Even though we have seen this government previously react adamantly about sacrificing the environment at the altar of development – much to the chagrin of environmentalists and the public who have suffered as a result – the PM seems to have softened a little on that stance while giving this directive. In the past, we've often seen projects that were not only detrimental to the environment, but also a contravention of promises made by our leaders on the international stage. The Rampal Power Plant, situated 14 kilometres north of the Sundarbans, which is a Unesco World Heritage Site, is a perfect example of this. Experts had warned numerous times that the plant would endanger the wellbeing of the Sundarbans, a plethora of plant and animal species that live there, as well as human beings who rely on the mangrove forest to protect them from cyclones. Despite repeated calls from experts to relocate the power plant elsewhere, the government went ahead with it anyway. Only the future can tell us what price Bangladesh will have to pay as a result of that decision.

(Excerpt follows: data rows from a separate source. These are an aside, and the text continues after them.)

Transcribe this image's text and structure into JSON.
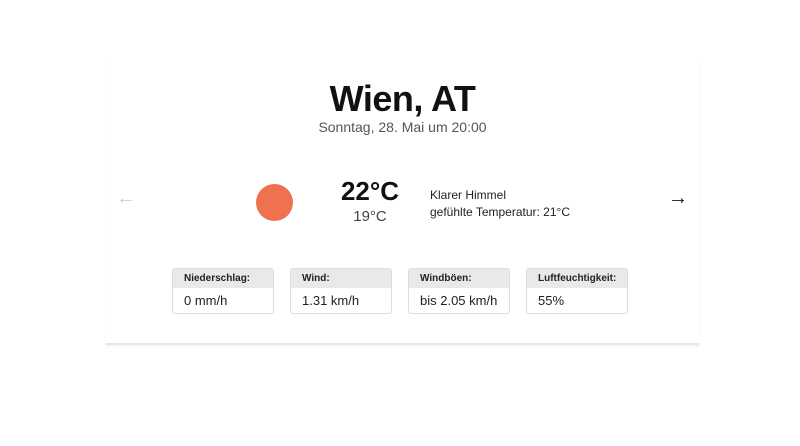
{
  "location": {
    "city": "Wien, AT",
    "datetime": "Sonntag, 28. Mai um 20:00"
  },
  "nav": {
    "prev_icon": "←",
    "next_icon": "→"
  },
  "current": {
    "icon": "sun-icon",
    "icon_color": "#ee7150",
    "temperature": "22°C",
    "temperature_low": "19°C",
    "condition": "Klarer Himmel",
    "feels_like": "gefühlte Temperatur: 21°C"
  },
  "stats": [
    {
      "label": "Niederschlag:",
      "value": "0 mm/h"
    },
    {
      "label": "Wind:",
      "value": "1.31 km/h"
    },
    {
      "label": "Windböen:",
      "value": "bis 2.05 km/h"
    },
    {
      "label": "Luftfeuchtigkeit:",
      "value": "55%"
    }
  ]
}
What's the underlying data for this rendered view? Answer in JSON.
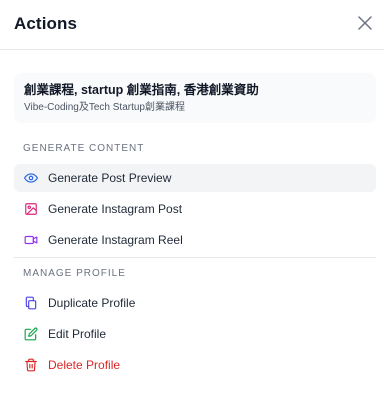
{
  "dialog": {
    "title": "Actions",
    "close_icon": "close-icon"
  },
  "profile": {
    "name": "創業課程, startup 創業指南, 香港創業資助",
    "subtitle": "Vibe-Coding及Tech Startup創業課程"
  },
  "sections": {
    "generate_label": "GENERATE CONTENT",
    "manage_label": "MANAGE PROFILE"
  },
  "generate_items": [
    {
      "label": "Generate Post Preview",
      "icon": "eye-icon",
      "color": "#2563eb",
      "active": true
    },
    {
      "label": "Generate Instagram Post",
      "icon": "image-icon",
      "color": "#db2777",
      "active": false
    },
    {
      "label": "Generate Instagram Reel",
      "icon": "video-icon",
      "color": "#9333ea",
      "active": false
    }
  ],
  "manage_items": [
    {
      "label": "Duplicate Profile",
      "icon": "duplicate-icon",
      "color": "#4f46e5"
    },
    {
      "label": "Edit Profile",
      "icon": "edit-icon",
      "color": "#16a34a"
    },
    {
      "label": "Delete Profile",
      "icon": "trash-icon",
      "color": "#dc2626"
    }
  ]
}
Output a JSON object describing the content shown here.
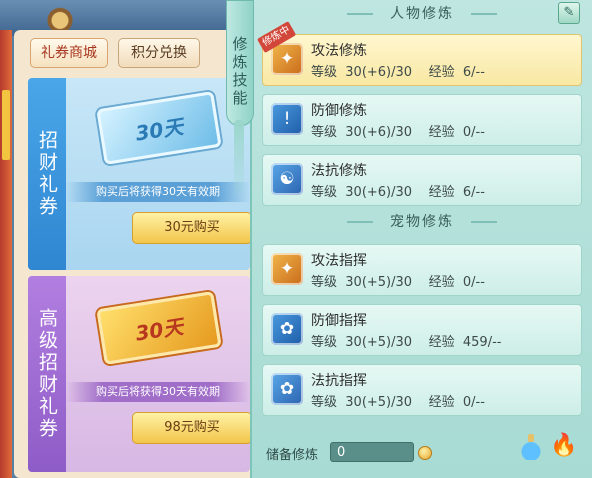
{
  "shop": {
    "tabs": [
      {
        "label": "礼券商城",
        "active": true
      },
      {
        "label": "积分兑换",
        "active": false
      }
    ],
    "cards": [
      {
        "side_label": "招财礼券",
        "ticket_text": "30天",
        "description": "购买后将获得30天有效期",
        "buy_label": "30元购买"
      },
      {
        "side_label": "高级招财礼券",
        "ticket_text": "30天",
        "description": "购买后将获得30天有效期",
        "buy_label": "98元购买"
      }
    ]
  },
  "side_tab": {
    "label": "修炼技能"
  },
  "panel": {
    "character_header": "人物修炼",
    "pet_header": "宠物修炼",
    "character_skills": [
      {
        "name": "攻法修炼",
        "level_label": "等级",
        "level": "30(+6)/30",
        "exp_label": "经验",
        "exp": "6/--",
        "selected": true,
        "badge": "修炼中",
        "icon": "attack-icon"
      },
      {
        "name": "防御修炼",
        "level_label": "等级",
        "level": "30(+6)/30",
        "exp_label": "经验",
        "exp": "0/--",
        "selected": false,
        "icon": "defense-icon"
      },
      {
        "name": "法抗修炼",
        "level_label": "等级",
        "level": "30(+6)/30",
        "exp_label": "经验",
        "exp": "6/--",
        "selected": false,
        "icon": "resist-icon"
      }
    ],
    "pet_skills": [
      {
        "name": "攻法指挥",
        "level_label": "等级",
        "level": "30(+5)/30",
        "exp_label": "经验",
        "exp": "0/--",
        "icon": "paw-attack-icon"
      },
      {
        "name": "防御指挥",
        "level_label": "等级",
        "level": "30(+5)/30",
        "exp_label": "经验",
        "exp": "459/--",
        "icon": "paw-defense-icon"
      },
      {
        "name": "法抗指挥",
        "level_label": "等级",
        "level": "30(+5)/30",
        "exp_label": "经验",
        "exp": "0/--",
        "icon": "paw-resist-icon"
      }
    ],
    "reserve_label": "储备修炼",
    "reserve_value": "0"
  }
}
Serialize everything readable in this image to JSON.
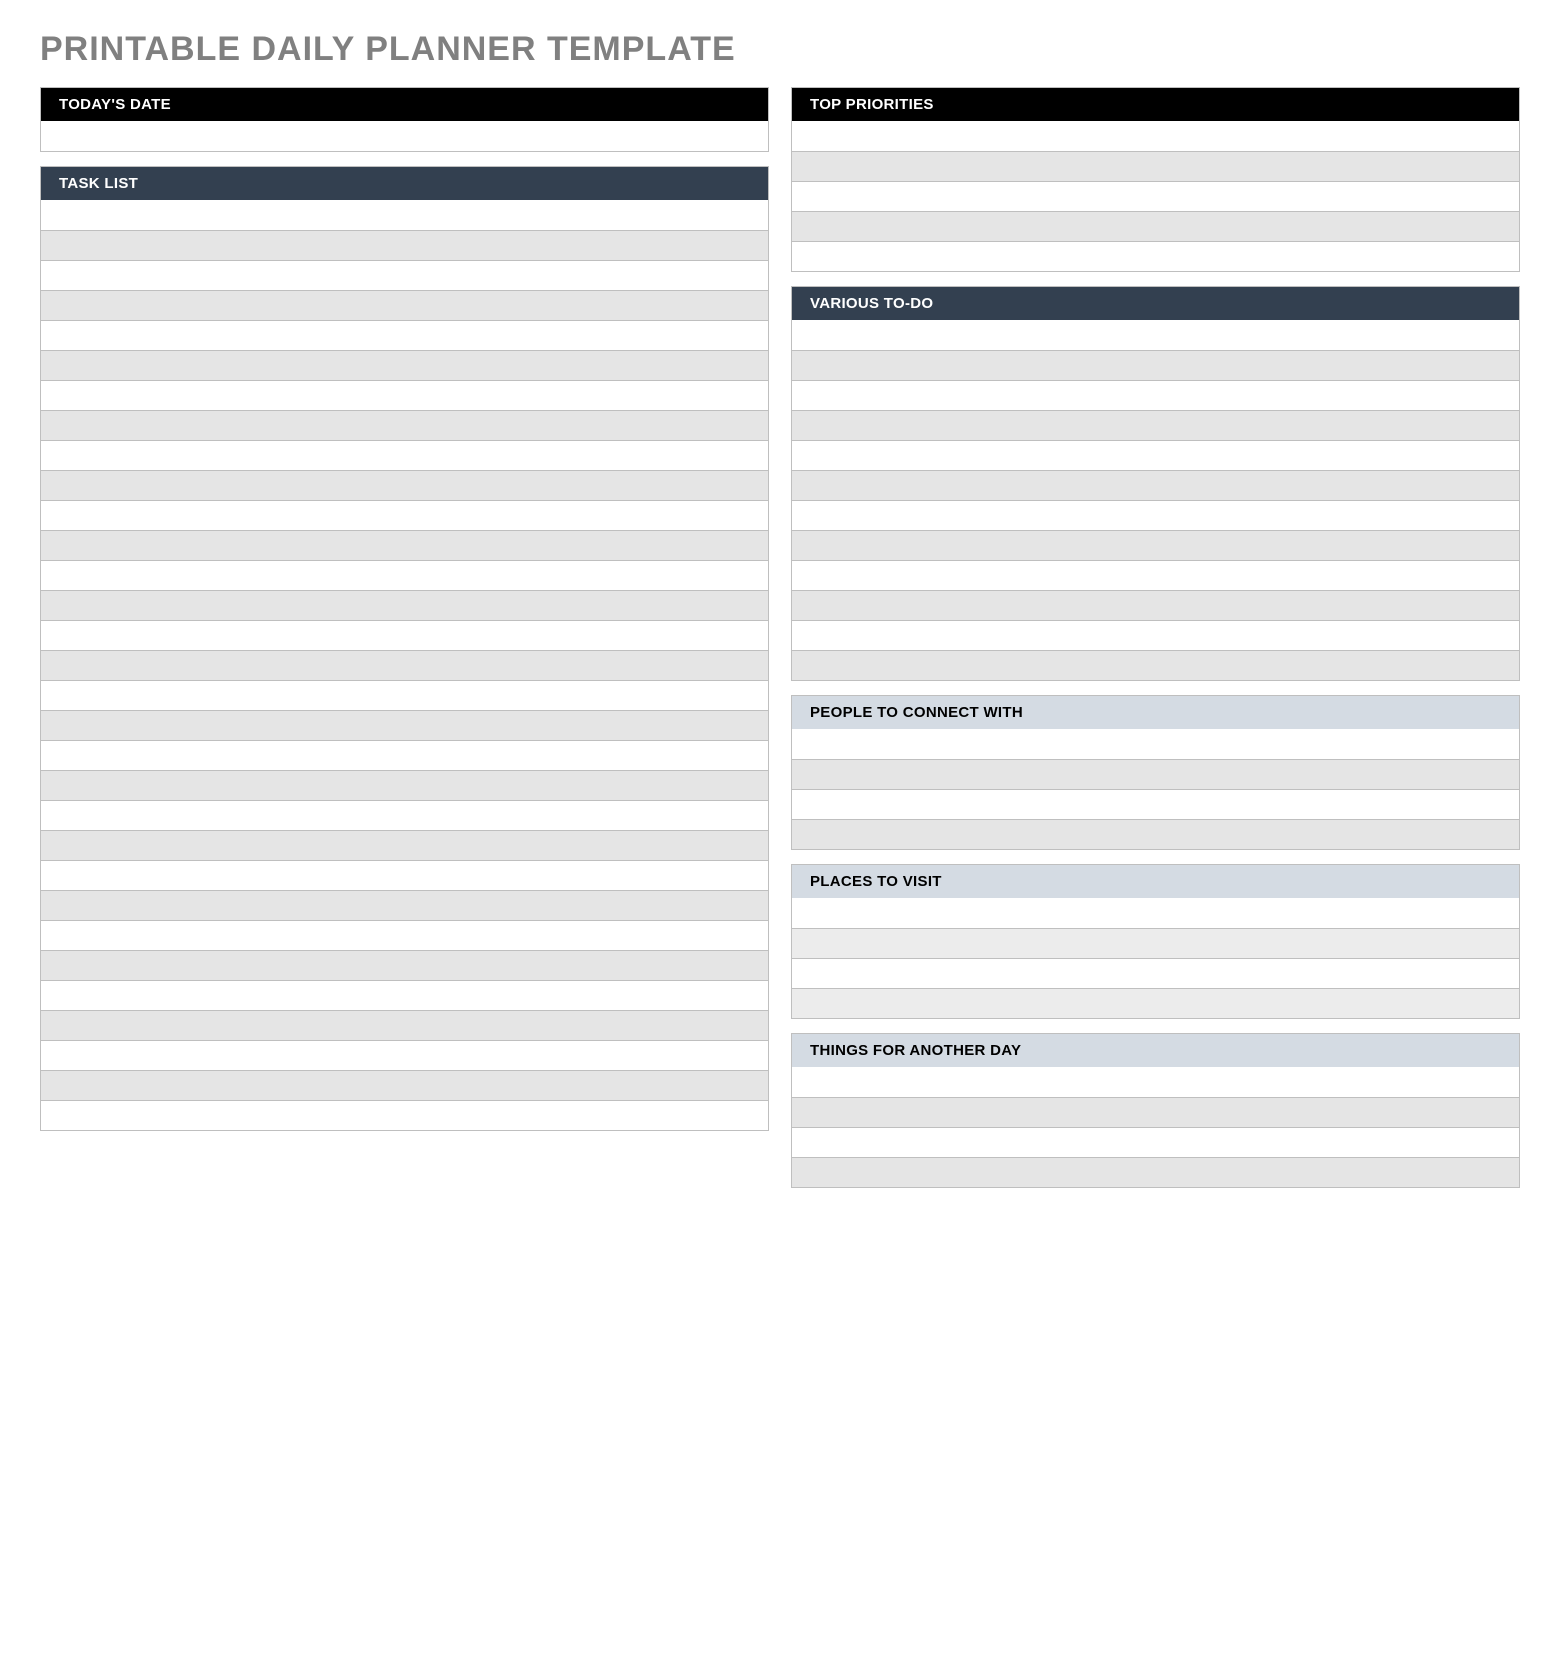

When it comes to time and cost overruns caused by project revisions, Bangladesh is already paying the price, however. Many of the current economic challenges could, in fact, have been mitigated had the government fixed this revision problem. Instead, it has repeatedly blamed black swan events like the Covid-19 pandemic, the war in Ukraine, etc. for repeated revisions. But the fact remains that many of the projects still being revised today were taken up years before any of these events/issues surfaced. It's clear that government officials are still trying to pull the wool over people's eyes by coming up with excuses, rather than fixing the real underlying problems plaguing our development.
The most important among them is the lack of accountability in public institutions. Officials have rarely, if ever, been held accountable for their mismanagement, corruption, and ineptitude that have led to frequent project revisions or projects taken up without a thought about their environmental impacts. So, unless the government brings its offices and officials under a strict accountability mechanism, whereby violations of rules and guidelines are addressed properly, no amount of rhetoric can fix the problems that the PM, and the public in general, are concerned about.